* **Task**
Give back an exact copy of the listing that follows, without the pictures.

========================

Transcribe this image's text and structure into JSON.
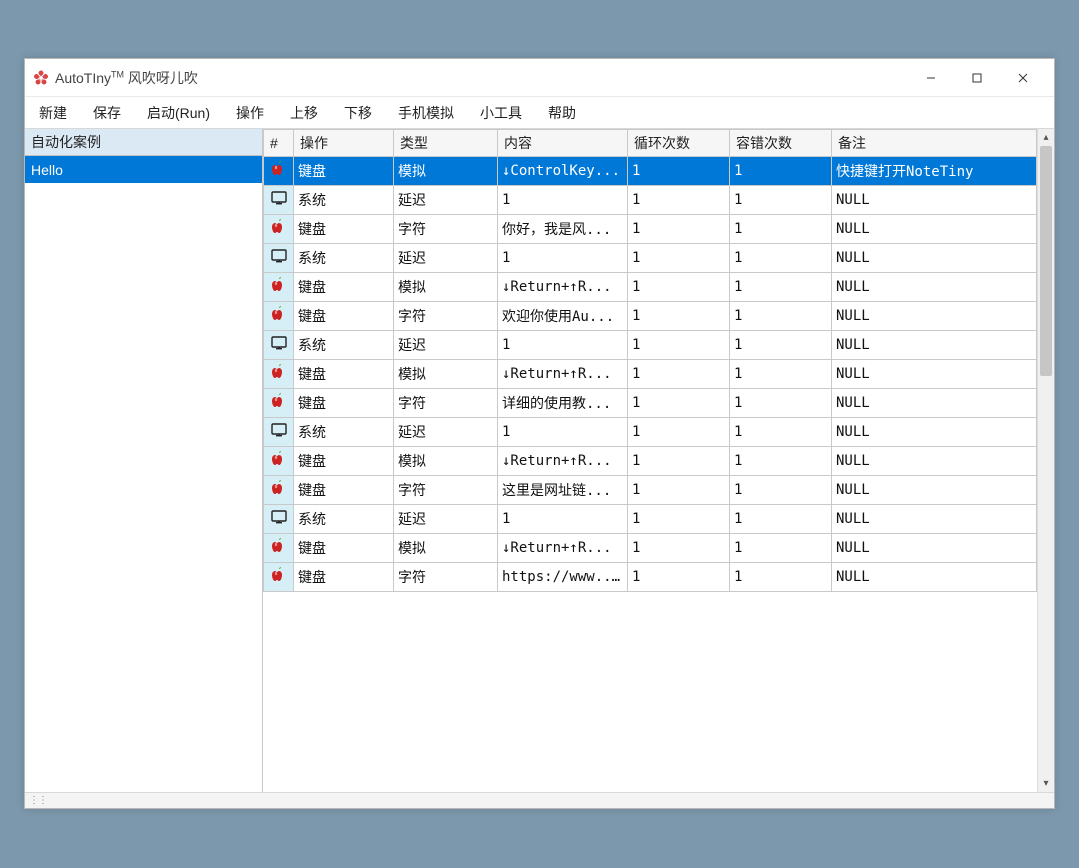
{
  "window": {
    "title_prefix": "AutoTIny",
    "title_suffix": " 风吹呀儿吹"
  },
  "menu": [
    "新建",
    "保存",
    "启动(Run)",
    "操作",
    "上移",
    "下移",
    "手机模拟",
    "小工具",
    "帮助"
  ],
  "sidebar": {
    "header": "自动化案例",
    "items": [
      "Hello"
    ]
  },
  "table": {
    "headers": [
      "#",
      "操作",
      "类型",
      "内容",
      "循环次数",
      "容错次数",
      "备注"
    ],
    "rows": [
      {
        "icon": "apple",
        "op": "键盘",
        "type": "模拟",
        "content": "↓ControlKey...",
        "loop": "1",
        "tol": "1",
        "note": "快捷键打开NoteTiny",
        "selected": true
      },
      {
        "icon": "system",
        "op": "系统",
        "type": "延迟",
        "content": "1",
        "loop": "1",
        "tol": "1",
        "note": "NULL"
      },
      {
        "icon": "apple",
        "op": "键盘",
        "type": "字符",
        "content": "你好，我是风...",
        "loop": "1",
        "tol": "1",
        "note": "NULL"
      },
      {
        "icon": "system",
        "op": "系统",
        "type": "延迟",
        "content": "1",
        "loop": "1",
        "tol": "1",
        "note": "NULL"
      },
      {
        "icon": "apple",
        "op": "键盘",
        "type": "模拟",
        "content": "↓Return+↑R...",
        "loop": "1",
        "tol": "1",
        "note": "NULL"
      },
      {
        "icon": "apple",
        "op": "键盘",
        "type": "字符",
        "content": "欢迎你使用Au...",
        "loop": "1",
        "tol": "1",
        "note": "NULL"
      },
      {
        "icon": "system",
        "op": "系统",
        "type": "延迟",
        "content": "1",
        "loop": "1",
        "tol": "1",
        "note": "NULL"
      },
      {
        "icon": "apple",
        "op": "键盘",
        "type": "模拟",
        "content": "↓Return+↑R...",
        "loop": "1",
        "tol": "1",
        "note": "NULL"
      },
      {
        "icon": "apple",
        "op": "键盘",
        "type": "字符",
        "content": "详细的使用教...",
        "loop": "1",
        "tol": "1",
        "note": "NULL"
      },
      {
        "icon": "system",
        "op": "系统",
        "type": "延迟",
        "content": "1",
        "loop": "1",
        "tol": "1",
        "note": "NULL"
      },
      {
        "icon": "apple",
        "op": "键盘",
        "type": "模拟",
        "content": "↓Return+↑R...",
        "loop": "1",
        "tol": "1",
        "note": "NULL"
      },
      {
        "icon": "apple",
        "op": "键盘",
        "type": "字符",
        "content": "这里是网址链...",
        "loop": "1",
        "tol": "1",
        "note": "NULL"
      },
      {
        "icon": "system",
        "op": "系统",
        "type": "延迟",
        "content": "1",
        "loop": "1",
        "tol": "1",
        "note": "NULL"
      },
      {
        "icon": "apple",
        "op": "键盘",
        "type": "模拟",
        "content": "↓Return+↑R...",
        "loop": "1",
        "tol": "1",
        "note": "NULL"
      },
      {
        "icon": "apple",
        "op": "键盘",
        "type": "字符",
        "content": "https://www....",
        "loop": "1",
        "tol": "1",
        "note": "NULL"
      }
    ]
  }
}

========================

* **Exercise response**
Transcribe this image's text and structure into JSON.
{
  "window": {
    "title_prefix": "AutoTIny",
    "title_suffix": " 风吹呀儿吹"
  },
  "menu": [
    "新建",
    "保存",
    "启动(Run)",
    "操作",
    "上移",
    "下移",
    "手机模拟",
    "小工具",
    "帮助"
  ],
  "sidebar": {
    "header": "自动化案例",
    "items": [
      "Hello"
    ]
  },
  "table": {
    "headers": [
      "#",
      "操作",
      "类型",
      "内容",
      "循环次数",
      "容错次数",
      "备注"
    ],
    "rows": [
      {
        "icon": "apple",
        "op": "键盘",
        "type": "模拟",
        "content": "↓ControlKey...",
        "loop": "1",
        "tol": "1",
        "note": "快捷键打开NoteTiny",
        "selected": true
      },
      {
        "icon": "system",
        "op": "系统",
        "type": "延迟",
        "content": "1",
        "loop": "1",
        "tol": "1",
        "note": "NULL"
      },
      {
        "icon": "apple",
        "op": "键盘",
        "type": "字符",
        "content": "你好，我是风...",
        "loop": "1",
        "tol": "1",
        "note": "NULL"
      },
      {
        "icon": "system",
        "op": "系统",
        "type": "延迟",
        "content": "1",
        "loop": "1",
        "tol": "1",
        "note": "NULL"
      },
      {
        "icon": "apple",
        "op": "键盘",
        "type": "模拟",
        "content": "↓Return+↑R...",
        "loop": "1",
        "tol": "1",
        "note": "NULL"
      },
      {
        "icon": "apple",
        "op": "键盘",
        "type": "字符",
        "content": "欢迎你使用Au...",
        "loop": "1",
        "tol": "1",
        "note": "NULL"
      },
      {
        "icon": "system",
        "op": "系统",
        "type": "延迟",
        "content": "1",
        "loop": "1",
        "tol": "1",
        "note": "NULL"
      },
      {
        "icon": "apple",
        "op": "键盘",
        "type": "模拟",
        "content": "↓Return+↑R...",
        "loop": "1",
        "tol": "1",
        "note": "NULL"
      },
      {
        "icon": "apple",
        "op": "键盘",
        "type": "字符",
        "content": "详细的使用教...",
        "loop": "1",
        "tol": "1",
        "note": "NULL"
      },
      {
        "icon": "system",
        "op": "系统",
        "type": "延迟",
        "content": "1",
        "loop": "1",
        "tol": "1",
        "note": "NULL"
      },
      {
        "icon": "apple",
        "op": "键盘",
        "type": "模拟",
        "content": "↓Return+↑R...",
        "loop": "1",
        "tol": "1",
        "note": "NULL"
      },
      {
        "icon": "apple",
        "op": "键盘",
        "type": "字符",
        "content": "这里是网址链...",
        "loop": "1",
        "tol": "1",
        "note": "NULL"
      },
      {
        "icon": "system",
        "op": "系统",
        "type": "延迟",
        "content": "1",
        "loop": "1",
        "tol": "1",
        "note": "NULL"
      },
      {
        "icon": "apple",
        "op": "键盘",
        "type": "模拟",
        "content": "↓Return+↑R...",
        "loop": "1",
        "tol": "1",
        "note": "NULL"
      },
      {
        "icon": "apple",
        "op": "键盘",
        "type": "字符",
        "content": "https://www....",
        "loop": "1",
        "tol": "1",
        "note": "NULL"
      }
    ]
  }
}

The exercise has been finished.